Task description » Although the entries contain pictures, write out only their text, exactly as it stands.

Material to process »
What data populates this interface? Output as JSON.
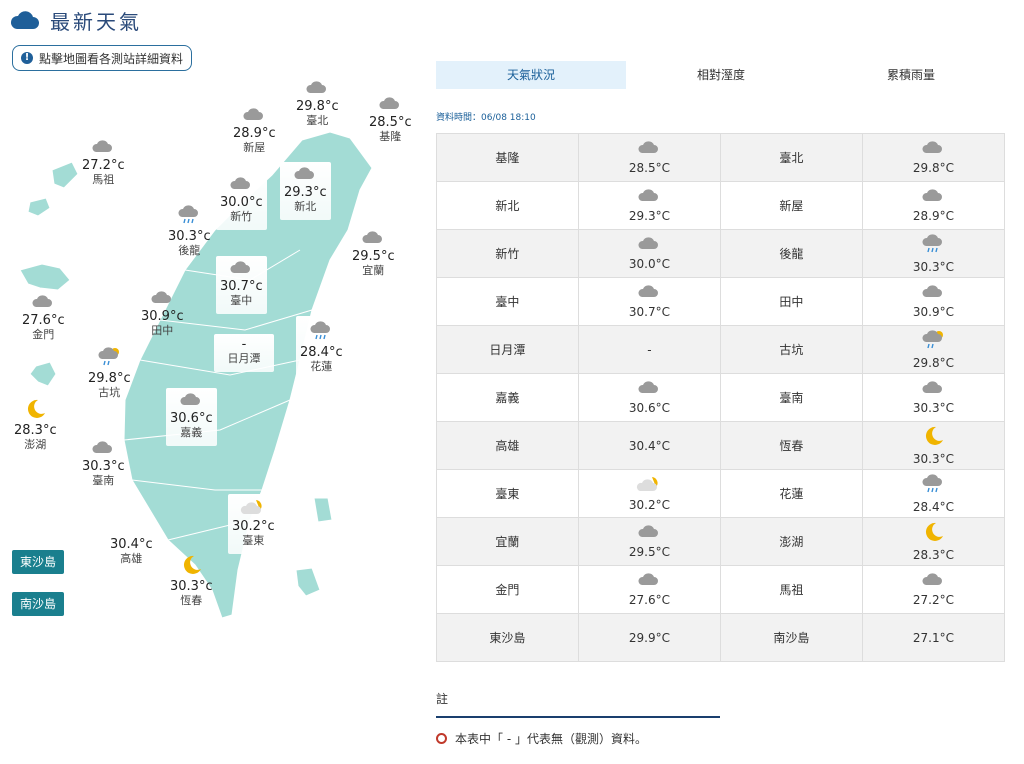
{
  "header": {
    "title": "最新天氣",
    "icon": "cloud-icon"
  },
  "hint_button": "點擊地圖看各測站詳細資料",
  "tabs": [
    {
      "label": "天氣狀況",
      "active": true
    },
    {
      "label": "相對溼度",
      "active": false
    },
    {
      "label": "累積雨量",
      "active": false
    }
  ],
  "data_time": "資料時間：06/08 18:10",
  "island_buttons": [
    "東沙島",
    "南沙島"
  ],
  "map_cities": [
    {
      "id": "taipei",
      "name": "臺北",
      "temp": "29.8°c",
      "icon": "cloudy"
    },
    {
      "id": "keelung",
      "name": "基隆",
      "temp": "28.5°c",
      "icon": "cloudy"
    },
    {
      "id": "xinwu",
      "name": "新屋",
      "temp": "28.9°c",
      "icon": "cloudy"
    },
    {
      "id": "matsu",
      "name": "馬祖",
      "temp": "27.2°c",
      "icon": "cloudy"
    },
    {
      "id": "hsinchu",
      "name": "新竹",
      "temp": "30.0°c",
      "icon": "cloudy"
    },
    {
      "id": "newtaipei",
      "name": "新北",
      "temp": "29.3°c",
      "icon": "cloudy"
    },
    {
      "id": "houlong",
      "name": "後龍",
      "temp": "30.3°c",
      "icon": "rain"
    },
    {
      "id": "yilan",
      "name": "宜蘭",
      "temp": "29.5°c",
      "icon": "cloudy"
    },
    {
      "id": "taichung",
      "name": "臺中",
      "temp": "30.7°c",
      "icon": "cloudy"
    },
    {
      "id": "kinmen",
      "name": "金門",
      "temp": "27.6°c",
      "icon": "cloudy"
    },
    {
      "id": "tianzhong",
      "name": "田中",
      "temp": "30.9°c",
      "icon": "cloudy"
    },
    {
      "id": "sunmoon",
      "name": "日月潭",
      "temp": "-",
      "icon": "none"
    },
    {
      "id": "hualien",
      "name": "花蓮",
      "temp": "28.4°c",
      "icon": "rain"
    },
    {
      "id": "gukeng",
      "name": "古坑",
      "temp": "29.8°c",
      "icon": "rain-sun"
    },
    {
      "id": "penghu",
      "name": "澎湖",
      "temp": "28.3°c",
      "icon": "moon"
    },
    {
      "id": "chiayi",
      "name": "嘉義",
      "temp": "30.6°c",
      "icon": "cloudy"
    },
    {
      "id": "tainan",
      "name": "臺南",
      "temp": "30.3°c",
      "icon": "cloudy"
    },
    {
      "id": "taitung",
      "name": "臺東",
      "temp": "30.2°c",
      "icon": "partly"
    },
    {
      "id": "kaohsiung",
      "name": "高雄",
      "temp": "30.4°c",
      "icon": "none"
    },
    {
      "id": "hengchun",
      "name": "恆春",
      "temp": "30.3°c",
      "icon": "moon"
    }
  ],
  "table_rows": [
    [
      {
        "name": "基隆",
        "temp": "28.5°C",
        "icon": "cloudy"
      },
      {
        "name": "臺北",
        "temp": "29.8°C",
        "icon": "cloudy"
      }
    ],
    [
      {
        "name": "新北",
        "temp": "29.3°C",
        "icon": "cloudy"
      },
      {
        "name": "新屋",
        "temp": "28.9°C",
        "icon": "cloudy"
      }
    ],
    [
      {
        "name": "新竹",
        "temp": "30.0°C",
        "icon": "cloudy"
      },
      {
        "name": "後龍",
        "temp": "30.3°C",
        "icon": "rain"
      }
    ],
    [
      {
        "name": "臺中",
        "temp": "30.7°C",
        "icon": "cloudy"
      },
      {
        "name": "田中",
        "temp": "30.9°C",
        "icon": "cloudy"
      }
    ],
    [
      {
        "name": "日月潭",
        "temp": "-",
        "icon": "none"
      },
      {
        "name": "古坑",
        "temp": "29.8°C",
        "icon": "rain-sun"
      }
    ],
    [
      {
        "name": "嘉義",
        "temp": "30.6°C",
        "icon": "cloudy"
      },
      {
        "name": "臺南",
        "temp": "30.3°C",
        "icon": "cloudy"
      }
    ],
    [
      {
        "name": "高雄",
        "temp": "30.4°C",
        "icon": "none"
      },
      {
        "name": "恆春",
        "temp": "30.3°C",
        "icon": "moon"
      }
    ],
    [
      {
        "name": "臺東",
        "temp": "30.2°C",
        "icon": "partly"
      },
      {
        "name": "花蓮",
        "temp": "28.4°C",
        "icon": "rain"
      }
    ],
    [
      {
        "name": "宜蘭",
        "temp": "29.5°C",
        "icon": "cloudy"
      },
      {
        "name": "澎湖",
        "temp": "28.3°C",
        "icon": "moon"
      }
    ],
    [
      {
        "name": "金門",
        "temp": "27.6°C",
        "icon": "cloudy"
      },
      {
        "name": "馬祖",
        "temp": "27.2°C",
        "icon": "cloudy"
      }
    ],
    [
      {
        "name": "東沙島",
        "temp": "29.9°C",
        "icon": "none"
      },
      {
        "name": "南沙島",
        "temp": "27.1°C",
        "icon": "none"
      }
    ]
  ],
  "note": {
    "title": "註",
    "item": "本表中「 - 」代表無（觀測）資料。"
  },
  "colors": {
    "land": "#a3dcd5",
    "accent": "#1a5f99",
    "island_button": "#1a7f8e",
    "moon": "#f0b400"
  }
}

Task solution »
What data populates this interface? Output as JSON.
{
  "header": {
    "title": "最新天氣",
    "icon": "cloud-icon"
  },
  "hint_button": "點擊地圖看各測站詳細資料",
  "tabs": [
    {
      "label": "天氣狀況",
      "active": true
    },
    {
      "label": "相對溼度",
      "active": false
    },
    {
      "label": "累積雨量",
      "active": false
    }
  ],
  "data_time": "資料時間：06/08 18:10",
  "island_buttons": [
    "東沙島",
    "南沙島"
  ],
  "map_cities": [
    {
      "id": "taipei",
      "name": "臺北",
      "temp": "29.8°c",
      "icon": "cloudy"
    },
    {
      "id": "keelung",
      "name": "基隆",
      "temp": "28.5°c",
      "icon": "cloudy"
    },
    {
      "id": "xinwu",
      "name": "新屋",
      "temp": "28.9°c",
      "icon": "cloudy"
    },
    {
      "id": "matsu",
      "name": "馬祖",
      "temp": "27.2°c",
      "icon": "cloudy"
    },
    {
      "id": "hsinchu",
      "name": "新竹",
      "temp": "30.0°c",
      "icon": "cloudy"
    },
    {
      "id": "newtaipei",
      "name": "新北",
      "temp": "29.3°c",
      "icon": "cloudy"
    },
    {
      "id": "houlong",
      "name": "後龍",
      "temp": "30.3°c",
      "icon": "rain"
    },
    {
      "id": "yilan",
      "name": "宜蘭",
      "temp": "29.5°c",
      "icon": "cloudy"
    },
    {
      "id": "taichung",
      "name": "臺中",
      "temp": "30.7°c",
      "icon": "cloudy"
    },
    {
      "id": "kinmen",
      "name": "金門",
      "temp": "27.6°c",
      "icon": "cloudy"
    },
    {
      "id": "tianzhong",
      "name": "田中",
      "temp": "30.9°c",
      "icon": "cloudy"
    },
    {
      "id": "sunmoon",
      "name": "日月潭",
      "temp": "-",
      "icon": "none"
    },
    {
      "id": "hualien",
      "name": "花蓮",
      "temp": "28.4°c",
      "icon": "rain"
    },
    {
      "id": "gukeng",
      "name": "古坑",
      "temp": "29.8°c",
      "icon": "rain-sun"
    },
    {
      "id": "penghu",
      "name": "澎湖",
      "temp": "28.3°c",
      "icon": "moon"
    },
    {
      "id": "chiayi",
      "name": "嘉義",
      "temp": "30.6°c",
      "icon": "cloudy"
    },
    {
      "id": "tainan",
      "name": "臺南",
      "temp": "30.3°c",
      "icon": "cloudy"
    },
    {
      "id": "taitung",
      "name": "臺東",
      "temp": "30.2°c",
      "icon": "partly"
    },
    {
      "id": "kaohsiung",
      "name": "高雄",
      "temp": "30.4°c",
      "icon": "none"
    },
    {
      "id": "hengchun",
      "name": "恆春",
      "temp": "30.3°c",
      "icon": "moon"
    }
  ],
  "table_rows": [
    [
      {
        "name": "基隆",
        "temp": "28.5°C",
        "icon": "cloudy"
      },
      {
        "name": "臺北",
        "temp": "29.8°C",
        "icon": "cloudy"
      }
    ],
    [
      {
        "name": "新北",
        "temp": "29.3°C",
        "icon": "cloudy"
      },
      {
        "name": "新屋",
        "temp": "28.9°C",
        "icon": "cloudy"
      }
    ],
    [
      {
        "name": "新竹",
        "temp": "30.0°C",
        "icon": "cloudy"
      },
      {
        "name": "後龍",
        "temp": "30.3°C",
        "icon": "rain"
      }
    ],
    [
      {
        "name": "臺中",
        "temp": "30.7°C",
        "icon": "cloudy"
      },
      {
        "name": "田中",
        "temp": "30.9°C",
        "icon": "cloudy"
      }
    ],
    [
      {
        "name": "日月潭",
        "temp": "-",
        "icon": "none"
      },
      {
        "name": "古坑",
        "temp": "29.8°C",
        "icon": "rain-sun"
      }
    ],
    [
      {
        "name": "嘉義",
        "temp": "30.6°C",
        "icon": "cloudy"
      },
      {
        "name": "臺南",
        "temp": "30.3°C",
        "icon": "cloudy"
      }
    ],
    [
      {
        "name": "高雄",
        "temp": "30.4°C",
        "icon": "none"
      },
      {
        "name": "恆春",
        "temp": "30.3°C",
        "icon": "moon"
      }
    ],
    [
      {
        "name": "臺東",
        "temp": "30.2°C",
        "icon": "partly"
      },
      {
        "name": "花蓮",
        "temp": "28.4°C",
        "icon": "rain"
      }
    ],
    [
      {
        "name": "宜蘭",
        "temp": "29.5°C",
        "icon": "cloudy"
      },
      {
        "name": "澎湖",
        "temp": "28.3°C",
        "icon": "moon"
      }
    ],
    [
      {
        "name": "金門",
        "temp": "27.6°C",
        "icon": "cloudy"
      },
      {
        "name": "馬祖",
        "temp": "27.2°C",
        "icon": "cloudy"
      }
    ],
    [
      {
        "name": "東沙島",
        "temp": "29.9°C",
        "icon": "none"
      },
      {
        "name": "南沙島",
        "temp": "27.1°C",
        "icon": "none"
      }
    ]
  ],
  "note": {
    "title": "註",
    "item": "本表中「 - 」代表無（觀測）資料。"
  },
  "colors": {
    "land": "#a3dcd5",
    "accent": "#1a5f99",
    "island_button": "#1a7f8e",
    "moon": "#f0b400"
  }
}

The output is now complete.